--- WHAT YOU SHOULD DO ---
Your task is to copy each line of the listing that contains the word "name".

--- EXERCISE MATERIALS ---

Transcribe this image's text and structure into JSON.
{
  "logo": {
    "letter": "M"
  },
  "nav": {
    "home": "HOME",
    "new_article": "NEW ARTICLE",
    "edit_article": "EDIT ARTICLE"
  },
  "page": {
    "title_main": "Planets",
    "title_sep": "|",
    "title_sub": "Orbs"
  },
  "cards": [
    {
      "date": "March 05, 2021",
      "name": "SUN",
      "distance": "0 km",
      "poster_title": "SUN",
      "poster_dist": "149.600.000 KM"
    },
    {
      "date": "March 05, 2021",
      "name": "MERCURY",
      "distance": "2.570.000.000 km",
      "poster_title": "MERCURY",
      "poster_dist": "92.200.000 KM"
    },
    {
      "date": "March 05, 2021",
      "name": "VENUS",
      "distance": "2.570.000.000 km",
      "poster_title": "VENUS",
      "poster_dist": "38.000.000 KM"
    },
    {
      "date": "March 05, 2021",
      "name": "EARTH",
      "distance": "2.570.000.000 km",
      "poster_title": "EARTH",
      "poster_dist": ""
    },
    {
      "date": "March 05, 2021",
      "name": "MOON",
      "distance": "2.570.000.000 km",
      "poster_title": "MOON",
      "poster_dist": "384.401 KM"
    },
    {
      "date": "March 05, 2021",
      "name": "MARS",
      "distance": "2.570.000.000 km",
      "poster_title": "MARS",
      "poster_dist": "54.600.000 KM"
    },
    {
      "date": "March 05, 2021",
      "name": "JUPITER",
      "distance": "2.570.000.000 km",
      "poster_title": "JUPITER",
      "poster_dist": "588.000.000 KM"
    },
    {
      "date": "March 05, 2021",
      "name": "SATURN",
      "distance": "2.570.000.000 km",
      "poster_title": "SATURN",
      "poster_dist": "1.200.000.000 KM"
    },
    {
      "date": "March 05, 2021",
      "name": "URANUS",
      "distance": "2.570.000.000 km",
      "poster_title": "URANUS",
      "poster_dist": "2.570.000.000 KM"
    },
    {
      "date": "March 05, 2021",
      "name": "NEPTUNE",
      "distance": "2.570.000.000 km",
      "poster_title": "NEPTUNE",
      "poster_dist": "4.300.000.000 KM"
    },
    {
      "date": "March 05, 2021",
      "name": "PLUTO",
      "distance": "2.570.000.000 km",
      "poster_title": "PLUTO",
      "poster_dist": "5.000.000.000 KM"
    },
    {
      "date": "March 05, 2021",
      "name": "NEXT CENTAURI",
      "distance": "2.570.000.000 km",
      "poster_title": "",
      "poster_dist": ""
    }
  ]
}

--- EXERCISE RESPONSE ---
      "name": "SUN",
      "name": "MERCURY",
      "name": "VENUS",
      "name": "EARTH",
      "name": "MOON",
      "name": "MARS",
      "name": "JUPITER",
      "name": "SATURN",
      "name": "URANUS",
      "name": "NEPTUNE",
      "name": "PLUTO",
      "name": "NEXT CENTAURI",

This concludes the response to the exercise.